And the aim of the artisans who work on the awards has been to create the physical surroundings and production values that capture show’s unique vibe.
Production designer Anne Brahic, who first worked on the show in 2009, is a veteran of music-based kudocasts, including the “MTV Video Music Awards” and “VH1 Rock Honors.” She attributes the event’s singular sensibility to its Music City setting, which distinguishes it from awards shows taking place in Los Angeles or New York. “The Nashville crowd loves these artists, and the artists are really performing for them,” Brahic says. “The energy in the crowd is half the show.”
Brahic’s design focuses on harnessing that intensity. “It’s all about getting people into every nook and cranny of the stage, and bringing the stage far into the house,” she says.
Joe Lewis, segment producer for the red-carpet portion of the program, has produced carpet events for shows ranging from the Oscars to the “Victoria’s Secret Fashion Show.” He agrees that the CMT awards feed on the tradition of Nashville, but notes that today’s country music landscape is vastly different from the early days of the CMA kudos, when acts like Johnny Cash and Eddy Arnold were honored.
Lewis strives to make the atmosphere on the carpet “similar to country music right now,” which means that part of the evening must reflect the youthful buzz of the crowded honky-tonks that populate the city.
The promotional campaign leading up to the big night tapped Music City’s iconic venues, announcing the nominated musicvideos on the CMT website by posting photos of fans holding signs in front of places like Tootsies and the Bluebird Cafe.

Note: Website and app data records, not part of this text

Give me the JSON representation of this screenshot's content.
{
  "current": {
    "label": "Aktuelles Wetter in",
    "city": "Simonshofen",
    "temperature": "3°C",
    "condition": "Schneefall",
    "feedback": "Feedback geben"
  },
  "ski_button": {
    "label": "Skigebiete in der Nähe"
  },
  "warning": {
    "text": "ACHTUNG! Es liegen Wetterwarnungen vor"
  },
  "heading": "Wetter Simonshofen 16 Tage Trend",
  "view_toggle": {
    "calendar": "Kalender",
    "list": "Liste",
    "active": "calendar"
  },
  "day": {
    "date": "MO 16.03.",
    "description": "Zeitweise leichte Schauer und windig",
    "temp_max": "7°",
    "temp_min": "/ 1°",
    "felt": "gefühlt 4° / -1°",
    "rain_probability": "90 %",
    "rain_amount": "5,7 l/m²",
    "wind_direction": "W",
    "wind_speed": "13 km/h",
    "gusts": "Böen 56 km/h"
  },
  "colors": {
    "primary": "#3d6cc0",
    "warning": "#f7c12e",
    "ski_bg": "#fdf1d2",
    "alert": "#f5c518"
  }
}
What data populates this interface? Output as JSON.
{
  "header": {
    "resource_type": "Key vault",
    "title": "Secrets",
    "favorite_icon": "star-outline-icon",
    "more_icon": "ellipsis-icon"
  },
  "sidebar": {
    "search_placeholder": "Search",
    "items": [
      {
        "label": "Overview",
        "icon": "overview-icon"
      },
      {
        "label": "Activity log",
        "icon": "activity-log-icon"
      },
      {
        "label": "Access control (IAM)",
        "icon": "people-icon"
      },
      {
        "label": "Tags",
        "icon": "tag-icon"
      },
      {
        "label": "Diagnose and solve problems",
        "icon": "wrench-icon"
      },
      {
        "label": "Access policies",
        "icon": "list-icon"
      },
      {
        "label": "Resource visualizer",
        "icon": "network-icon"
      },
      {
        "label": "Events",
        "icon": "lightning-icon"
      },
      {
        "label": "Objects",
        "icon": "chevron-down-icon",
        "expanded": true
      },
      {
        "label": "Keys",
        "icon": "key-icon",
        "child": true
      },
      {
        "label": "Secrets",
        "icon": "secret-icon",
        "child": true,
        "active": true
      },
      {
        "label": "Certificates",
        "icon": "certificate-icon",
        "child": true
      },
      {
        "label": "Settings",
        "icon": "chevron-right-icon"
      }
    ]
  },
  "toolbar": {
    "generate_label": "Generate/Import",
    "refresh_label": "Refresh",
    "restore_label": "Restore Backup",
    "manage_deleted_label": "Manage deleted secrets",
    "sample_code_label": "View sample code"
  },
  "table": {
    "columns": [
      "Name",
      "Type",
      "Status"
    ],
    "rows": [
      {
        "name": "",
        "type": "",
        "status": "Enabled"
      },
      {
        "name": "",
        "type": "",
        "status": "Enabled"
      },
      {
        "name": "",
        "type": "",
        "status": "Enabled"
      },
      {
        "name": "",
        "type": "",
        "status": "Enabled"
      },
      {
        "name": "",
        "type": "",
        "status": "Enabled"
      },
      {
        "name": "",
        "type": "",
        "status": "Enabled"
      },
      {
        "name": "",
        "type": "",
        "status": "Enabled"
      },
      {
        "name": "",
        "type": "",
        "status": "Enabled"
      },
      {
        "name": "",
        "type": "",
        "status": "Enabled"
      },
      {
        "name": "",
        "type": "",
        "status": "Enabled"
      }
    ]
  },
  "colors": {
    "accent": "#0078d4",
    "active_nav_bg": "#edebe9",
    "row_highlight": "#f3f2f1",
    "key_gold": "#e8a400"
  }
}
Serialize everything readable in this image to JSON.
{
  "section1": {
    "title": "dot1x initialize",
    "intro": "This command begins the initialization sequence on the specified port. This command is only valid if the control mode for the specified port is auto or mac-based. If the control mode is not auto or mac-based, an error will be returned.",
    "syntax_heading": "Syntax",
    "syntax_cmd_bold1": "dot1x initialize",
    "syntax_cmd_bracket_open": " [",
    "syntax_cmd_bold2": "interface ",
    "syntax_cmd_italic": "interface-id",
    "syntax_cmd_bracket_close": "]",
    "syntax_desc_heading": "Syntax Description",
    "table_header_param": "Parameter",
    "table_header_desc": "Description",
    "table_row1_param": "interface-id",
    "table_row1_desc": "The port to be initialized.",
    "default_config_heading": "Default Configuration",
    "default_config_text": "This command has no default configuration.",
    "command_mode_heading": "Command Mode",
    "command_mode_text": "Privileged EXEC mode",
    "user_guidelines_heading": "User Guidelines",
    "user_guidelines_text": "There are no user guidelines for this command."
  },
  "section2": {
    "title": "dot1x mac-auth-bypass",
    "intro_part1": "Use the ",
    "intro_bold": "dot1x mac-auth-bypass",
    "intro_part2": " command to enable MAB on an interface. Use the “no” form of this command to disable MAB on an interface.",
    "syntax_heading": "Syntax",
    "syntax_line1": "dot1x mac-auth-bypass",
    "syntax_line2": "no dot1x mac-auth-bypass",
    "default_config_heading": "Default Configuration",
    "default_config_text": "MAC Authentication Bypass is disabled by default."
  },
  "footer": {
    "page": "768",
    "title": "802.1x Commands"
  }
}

As is the case with other awards shows, a priority for the small army of artisans behind the scenes is to infuse the production with a unified feel. “Part of the challenge is to be on-brand,” Lewis says. “You have to be sure the red-carpet show has a creative through-line to the main show.”
Naturally, the nominees, like Underwood, Darius Rucker, Kenny Chesney and Lady Antebellum, will be a focus for Lewis, Brahic and their teams. But Brahic explains that the program is performance-driven. “It’s a very heavily video-based show,” she says. “It always has been, because country artists are there to do their music, and not there for a lot of gimmicks and big effects, so it’s about taking the video and molding it into architectural shapes and making it interesting.”
If done right, the cumulative effect of the night can be infectious, even for the pros helping to create it.
“After doing this show for so many years,” Brahic says, “I have become a country music fan.”